Core-collapse supernovae and host galaxy stellar populations

Patrick L. Kelly, Robert P. Kirshner

Research output: Contribution to journalArticlepeer-review

96 Scopus citations

Abstract

We have used images and spectra of the Sloan Digital Sky Survey to examine the host galaxies of 519 nearby supernovae (SN). The colors at the sites of the explosions, as well as chemical abundances, and specific star formation rates (SFRs) of the host galaxies provide circumstantial evidence on the origin of each SNtype. We examine separately SNII, SNIIn, SNIIb, SNIb, SNIc, and SNIc with broad lines (SNIc-BL). For host galaxies that have multiple spectroscopic fibers, we select the fiber with host radial offset most similar to that of the SN. TypeIc SN explode at small host offsets, and their hosts have exceptionally strongly star-forming, metal-rich, and dusty stellar populations near their centers. The SNIc-BL and SNIIb explode in exceptionally blue locations, and, in our sample, we find that the host spectra for SNIc-BL show lower average oxygen abundances than those for SNIc. SNIIb host fiber spectra are also more metal-poor than those for SNIb, although a significant difference exists for only one of two strong-line diagnostics. SNIc-BL host galaxy emission lines show strong central specific SFRs. In contrast, we find no strong evidence for different environments for SNIIn compared to the sites of SNII. Because our SNsample is constructed from a variety of sources, there is always a risk that sampling methods can produce misleading results. We have separated the SN discovered by targeted surveys from those discovered by galaxy-impartial searches to examine these questions and show that our results do not depend sensitively on the discovery technique.
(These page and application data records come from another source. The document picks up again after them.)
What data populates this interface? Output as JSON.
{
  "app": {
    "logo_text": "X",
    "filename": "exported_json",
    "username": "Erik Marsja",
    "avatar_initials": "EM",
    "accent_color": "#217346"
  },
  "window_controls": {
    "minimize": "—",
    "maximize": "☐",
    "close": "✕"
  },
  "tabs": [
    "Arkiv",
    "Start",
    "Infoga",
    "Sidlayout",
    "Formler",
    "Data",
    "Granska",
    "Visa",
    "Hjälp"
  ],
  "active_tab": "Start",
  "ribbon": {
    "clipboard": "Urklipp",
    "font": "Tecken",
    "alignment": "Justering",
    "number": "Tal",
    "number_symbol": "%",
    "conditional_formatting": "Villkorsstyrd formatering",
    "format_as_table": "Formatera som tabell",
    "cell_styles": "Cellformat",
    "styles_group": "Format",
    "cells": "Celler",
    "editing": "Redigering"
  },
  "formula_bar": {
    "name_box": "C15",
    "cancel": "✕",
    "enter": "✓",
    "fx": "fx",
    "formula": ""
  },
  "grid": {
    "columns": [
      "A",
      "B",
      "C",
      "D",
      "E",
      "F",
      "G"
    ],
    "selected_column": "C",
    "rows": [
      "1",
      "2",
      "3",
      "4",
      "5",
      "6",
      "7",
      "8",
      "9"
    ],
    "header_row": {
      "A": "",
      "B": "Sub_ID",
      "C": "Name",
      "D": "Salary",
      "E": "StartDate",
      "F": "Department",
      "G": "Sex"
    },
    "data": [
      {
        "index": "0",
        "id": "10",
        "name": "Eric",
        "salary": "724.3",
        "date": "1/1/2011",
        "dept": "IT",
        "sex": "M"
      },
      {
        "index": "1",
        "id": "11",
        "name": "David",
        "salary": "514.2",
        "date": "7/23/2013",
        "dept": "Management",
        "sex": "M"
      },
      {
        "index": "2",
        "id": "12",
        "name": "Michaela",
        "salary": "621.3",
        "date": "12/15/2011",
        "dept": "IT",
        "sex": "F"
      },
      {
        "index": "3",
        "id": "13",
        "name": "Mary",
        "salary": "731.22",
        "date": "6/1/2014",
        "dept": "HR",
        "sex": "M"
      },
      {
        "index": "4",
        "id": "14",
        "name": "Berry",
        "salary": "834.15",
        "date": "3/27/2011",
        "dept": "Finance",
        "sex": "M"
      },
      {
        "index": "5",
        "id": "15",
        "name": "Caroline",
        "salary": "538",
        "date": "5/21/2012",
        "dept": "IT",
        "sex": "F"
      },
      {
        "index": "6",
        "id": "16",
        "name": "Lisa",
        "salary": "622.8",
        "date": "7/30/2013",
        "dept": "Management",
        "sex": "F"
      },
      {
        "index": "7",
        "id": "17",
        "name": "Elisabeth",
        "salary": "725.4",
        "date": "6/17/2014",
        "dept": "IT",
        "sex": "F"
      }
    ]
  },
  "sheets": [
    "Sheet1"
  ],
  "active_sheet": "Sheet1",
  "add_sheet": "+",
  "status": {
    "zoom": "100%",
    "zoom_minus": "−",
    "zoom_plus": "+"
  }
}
Original languageEnglish (US)
Article number107
JournalAstrophysical Journal
Volume759
Issue number2
DOIs
StatePublished - Nov 10 2012

Keywords

  • galaxies: star formation
  • gamma ray burst: general
  • stars: abundances
  • supernovae: general

Fingerprint

Dive into the research topics of 'Core-collapse supernovae and host galaxy stellar populations'. Together they form a unique fingerprint.

Cite this